Have you ever stopped to think about how many funerals you’ve been to – or how many you’ve heard about? The ones of people you don’t know or never heard of can be in and out of your mind within minutes. The ones that are tragic, especially if they make news in mass media – may give you pause.
The ones you know and love – even more so if you’ve known them for any length of time – those are gripping. I won’t even discuss how your core is rattled when they’re the ones you love the most. It’s enough to make you shudder.
I’m a thinker…and when I see death…I consider things. I learned of a friend, who had a close friend that he recently discovered was terminally ill. He’d known him for decades. They spent considerable time together, but he’d never disclosed how bad his health was. After one last trip to the hospital, he seemed to decline – quickly – within two to three weeks. As I often heard one end of their conversations, I began to ponder.
To his family and friends, life was still worth living! They wanted to do everything they could to keep him here. Talk to new doctors. Try new drugs. Move to another hospital. But the friend, didn’t feel the same. He felt pain. Fatigue. Despair. He was tired, and it occurred to me that while that two or three weeks felt so short for his loved ones, each minute for him…felt agonizing.
I was there when my friend got the phone call. He told me before he answered, “He’s gone.” When the call ended, I watched his mind transport through all of the good times they had together, and I knew that his departure struck him in a way for which he could never have prepared…
His loss reminded me of my own, as I still lament the deaths of my favorite uncle, grandmother and father, in that order. Their absence from my life is still very pronounced to me. As I make great effort to immerse myself in wonderful memories with them, I remember the family I have left…especially those who are closest to me.
Death is never easy. It is hurtful. Painful. Even when you’re convinced they’re in a better place, there is an indisputable void – because we are inherently selfish – and when we love someone, we want them to be here forever, for us. I know I did.
I am elated to recognize that we operate still, in cycles.

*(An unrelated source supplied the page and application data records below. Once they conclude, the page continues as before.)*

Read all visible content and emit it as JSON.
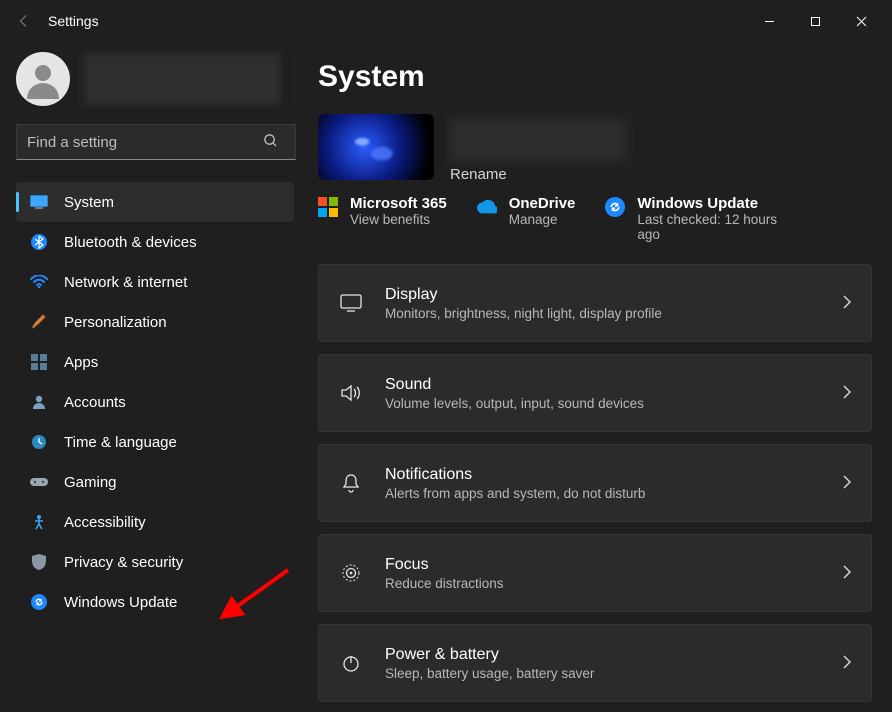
{
  "window": {
    "title": "Settings"
  },
  "search": {
    "placeholder": "Find a setting"
  },
  "nav": {
    "items": [
      {
        "label": "System"
      },
      {
        "label": "Bluetooth & devices"
      },
      {
        "label": "Network & internet"
      },
      {
        "label": "Personalization"
      },
      {
        "label": "Apps"
      },
      {
        "label": "Accounts"
      },
      {
        "label": "Time & language"
      },
      {
        "label": "Gaming"
      },
      {
        "label": "Accessibility"
      },
      {
        "label": "Privacy & security"
      },
      {
        "label": "Windows Update"
      }
    ],
    "active_index": 0
  },
  "page": {
    "title": "System",
    "device": {
      "rename_label": "Rename"
    },
    "tiles": [
      {
        "title": "Microsoft 365",
        "sub": "View benefits"
      },
      {
        "title": "OneDrive",
        "sub": "Manage"
      },
      {
        "title": "Windows Update",
        "sub": "Last checked: 12 hours ago"
      }
    ],
    "cards": [
      {
        "title": "Display",
        "sub": "Monitors, brightness, night light, display profile"
      },
      {
        "title": "Sound",
        "sub": "Volume levels, output, input, sound devices"
      },
      {
        "title": "Notifications",
        "sub": "Alerts from apps and system, do not disturb"
      },
      {
        "title": "Focus",
        "sub": "Reduce distractions"
      },
      {
        "title": "Power & battery",
        "sub": "Sleep, battery usage, battery saver"
      }
    ]
  },
  "annotations": {
    "arrow_points_to": "Windows Update"
  }
}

As we lose some loved ones, we gain others. Do you know anyone pregnant? Has there been a recent birth in your family? Do you know someone who’s had one? Perhaps there’s a new in-law. A wedding. An engagement. I’ve seen it… because life is all around us.
While my oldest is finally burgeoning into teenhood (turning 13 this week), my youngest is still one, and will be two on the 21st. My four year old proudly turned five last week, and he believes he has now obtained Superman status. My ten year old has become a self made mini-mogul (long, funny story) and is eagerly anticipating being 11 next month. My point is, while I’m saddened by the losses in my life…I’m also celebrating the lives and new friendships even, that are unfolding before me.
The older I get, the more differently I look at life. I think about what I want to accomplish and achieve. I strive to make a myriad of milestones. Some I know may never happen. Others, I pray will. I’ve made some goals just for the heck of it, but aside from the desire for personal fulfillment, I want to make sure that I also prize the ones I love the most.
People can make millions and never be able to spend it all. Individuals can surround themselves with crowds of “friends,” and feel completely lonely every day of their life. You cannot buy good health. You cannot pay for blessings. You cannot choose your family…but what you can do – is love.
I am eternally grateful for the family that I have who have shaped my life. In particular my incomparable parents, grandmother and uncle, whose profiles are indelibly printed in my heart. My siblings are a part of the fabric of my life that is most precious, and my own “little” family makes me feel that the people who raised me did a good job.
My husband and I are continually learning new things about the boys. Some makes us laugh. Some makes us cry, but above all else – I’m confident that death makes us reflect…what are we doing with our lives? And is it best? Is it worth it? Is it right?
Life…is so…short. Death is inevitable. I implore you…Live your life to the fullest. Make it meaningful everyday. Be confident that you are where you need to be – spiritually, physically and emotionally because your days are not nearly as long as you think. They fly by!
Don’t get stuck in unforgiveness. Don’t belabor the benign. Spend your days with the ones you love the most, and take time to do what makes you happiest. You will always see death. Remember to really live your life.
Selah (which means, pause and calmly think of that).
#livelifetothefullest, #catchyourdreams, #lovetheoneswholoveyoumost
Caption: Me and him, celebrating the little things in life. He wanted to do homework like his big brothers :o) #priceless